January Gardening 2023
This ode to January is from my podcast, The Garden Culture Podcast. Each month I write a dedication to the new month and highlight what’s happening in the garden, forest, and home.
January is snowflakes on eyelashes, steam off your mug of coffee, and frost-tipped kale.
While this month marks the beginning of a new chapter for many, nature rolls on as mid-winter affords us time to plan and ponder.
The month’s fresh wind is both icy cold and wakeful, as we gain some sunlight. For the gardener, it can be Spring’s Spring. A great time to clean, organize, and prepare for the busy season. Seed packets can be organized, new seeds ordered. Tools and pots cleaned and sanitized, an inventory of soil and amendments taken.
In the home, we’re baking and combining the bustle of new goals with the slow drip of winter’s beckoning to sit still by the fire. Beeswax candles and soft light fill our evenings, a daily tea time is something we’re leaning into for the sake of civility and rhythm.
The days are lengthening and this month’s full moon falls on January 6th. This is a great moon for setting ambitious goals and fresh intentions. If you’re like me, you need to feel the energy of the new year before choosing a word or theme. This moon is a great place to start with your annual stock-taking and internal plan-making.
In the garden, bare-root trees and roses can be planted, as can many cool season crops for growers in mild climates. The succession sowing and even new seed starting has not ceased, even with this being the coldest month for most zones. Parsnips, brassicas, potatoes. Mulch plays an ever-active role and should not be discounted. Consider adding epsom salt to fruit trees, just before a good rain, as well as sow some seeds before all that yummy natural nitrogen comes down. If there is snow on the ground for you, consider just a walk through the garden to refresh your heart.
Foraging in winter is often a rare occasion though not ruled out. Conifer needles, like pine needles, are readily available, as are birch bark and branches – the inner bark a flour substitute. Maple syrup of course is being tapped out of trees, acorns and dock seeds being gathered. Rose hips are a bright spot on the horizon, as are hawthorn berries and wild cranberries.

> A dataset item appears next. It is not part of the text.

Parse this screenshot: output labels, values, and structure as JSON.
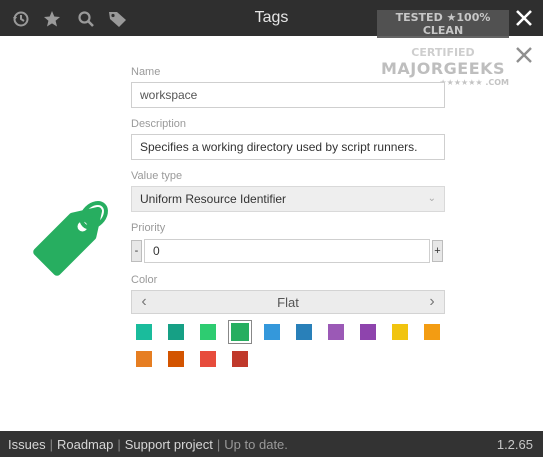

We can also find treasures like early nettle, watercress, yarrow,, miner’s lettuce, and chickweed. Dandelion and Chicory roots are making an entrance – a great coffee substitute when roasted.
The one task I would recommend really leaning into this month is garden planning. What do you want to plant and where, how can you improve as a gardener? Consider seasonal eating this year and working to think first on what is available and ripe, then on what to make for meals.
With so much pressure around the start of the year, I urge you to listen to your own inner voice. If rest is what you need, don’t rush into setting a resolution. If you’ve got a burst of creativity knocking, then by all means, pursue it.